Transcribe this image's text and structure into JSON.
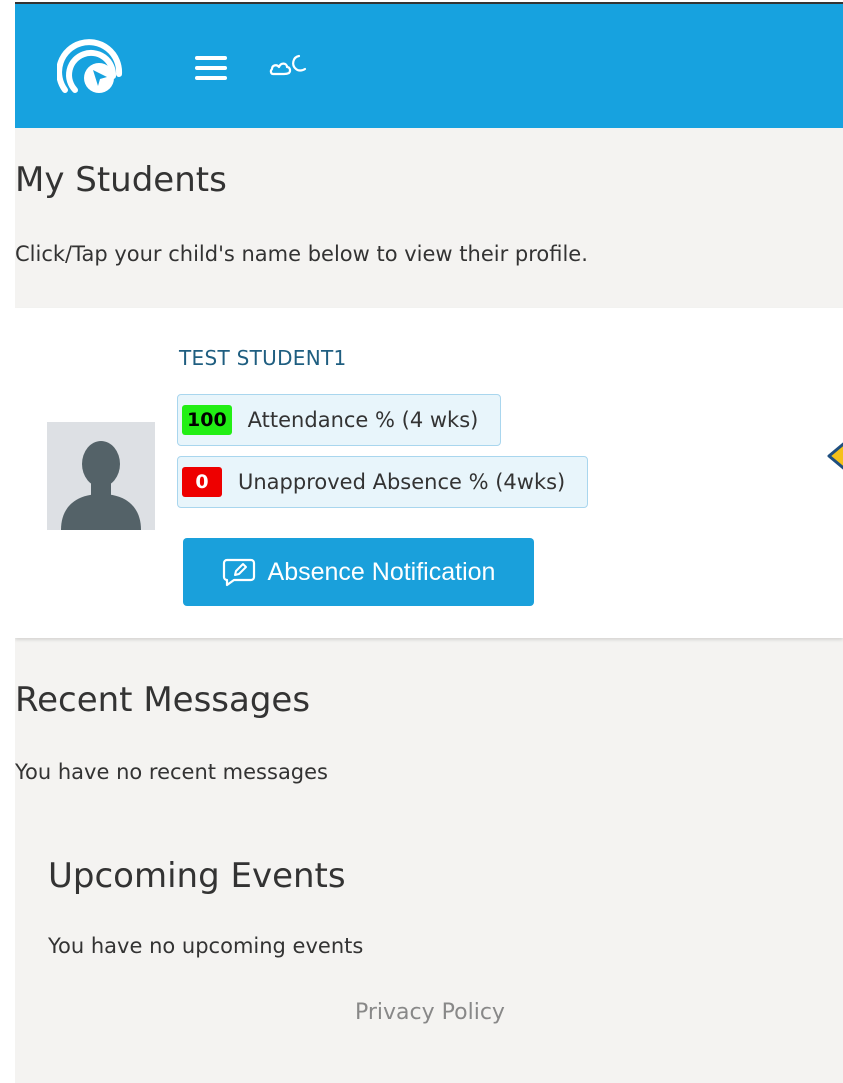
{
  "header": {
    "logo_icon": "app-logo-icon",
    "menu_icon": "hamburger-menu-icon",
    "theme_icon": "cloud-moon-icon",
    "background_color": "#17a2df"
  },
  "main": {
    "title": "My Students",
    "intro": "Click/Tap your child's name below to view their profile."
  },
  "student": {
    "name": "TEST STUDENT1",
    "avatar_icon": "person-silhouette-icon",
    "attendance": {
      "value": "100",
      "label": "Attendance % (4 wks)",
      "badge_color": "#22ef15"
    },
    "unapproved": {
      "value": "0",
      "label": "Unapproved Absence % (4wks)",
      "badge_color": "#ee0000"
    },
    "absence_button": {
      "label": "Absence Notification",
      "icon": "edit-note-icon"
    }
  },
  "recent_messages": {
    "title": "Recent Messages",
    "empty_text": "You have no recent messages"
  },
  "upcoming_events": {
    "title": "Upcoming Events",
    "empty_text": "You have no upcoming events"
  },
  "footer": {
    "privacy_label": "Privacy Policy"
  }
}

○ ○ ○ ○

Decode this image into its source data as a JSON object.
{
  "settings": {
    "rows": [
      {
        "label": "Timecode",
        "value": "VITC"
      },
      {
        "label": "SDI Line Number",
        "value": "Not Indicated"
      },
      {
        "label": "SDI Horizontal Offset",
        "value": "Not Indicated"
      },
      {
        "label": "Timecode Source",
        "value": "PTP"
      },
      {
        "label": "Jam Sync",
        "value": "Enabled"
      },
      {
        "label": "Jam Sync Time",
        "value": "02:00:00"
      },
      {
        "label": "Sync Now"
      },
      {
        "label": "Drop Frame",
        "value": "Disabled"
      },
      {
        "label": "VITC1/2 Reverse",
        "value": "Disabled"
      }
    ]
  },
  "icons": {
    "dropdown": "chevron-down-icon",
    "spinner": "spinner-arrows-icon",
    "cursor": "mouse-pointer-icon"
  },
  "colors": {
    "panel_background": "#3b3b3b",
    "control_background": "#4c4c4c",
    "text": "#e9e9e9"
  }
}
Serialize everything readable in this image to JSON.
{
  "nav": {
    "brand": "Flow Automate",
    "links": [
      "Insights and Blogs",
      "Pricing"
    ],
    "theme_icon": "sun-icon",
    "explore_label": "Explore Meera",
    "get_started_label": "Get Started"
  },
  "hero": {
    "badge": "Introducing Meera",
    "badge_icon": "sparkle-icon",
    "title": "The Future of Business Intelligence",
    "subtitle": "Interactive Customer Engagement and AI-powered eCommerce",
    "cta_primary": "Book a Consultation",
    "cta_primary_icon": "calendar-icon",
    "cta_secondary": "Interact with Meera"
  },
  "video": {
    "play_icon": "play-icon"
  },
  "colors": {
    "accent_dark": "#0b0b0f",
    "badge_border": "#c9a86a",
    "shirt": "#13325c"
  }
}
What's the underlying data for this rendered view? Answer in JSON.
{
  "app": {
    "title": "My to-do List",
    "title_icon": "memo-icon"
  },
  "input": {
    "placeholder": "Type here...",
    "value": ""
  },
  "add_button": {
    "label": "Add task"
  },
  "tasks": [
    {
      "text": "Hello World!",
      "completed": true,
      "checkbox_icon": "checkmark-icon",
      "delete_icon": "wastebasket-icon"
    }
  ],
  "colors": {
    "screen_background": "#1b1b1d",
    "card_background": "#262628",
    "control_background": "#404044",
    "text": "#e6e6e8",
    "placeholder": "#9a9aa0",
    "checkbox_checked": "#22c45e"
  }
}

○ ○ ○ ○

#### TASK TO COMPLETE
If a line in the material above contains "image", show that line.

#### YOUR RESPONSE
Transcribe this image's text and structure into JSON.
Decode this image into its source data as a JSON object.
Serialize everything readable in this image to JSON.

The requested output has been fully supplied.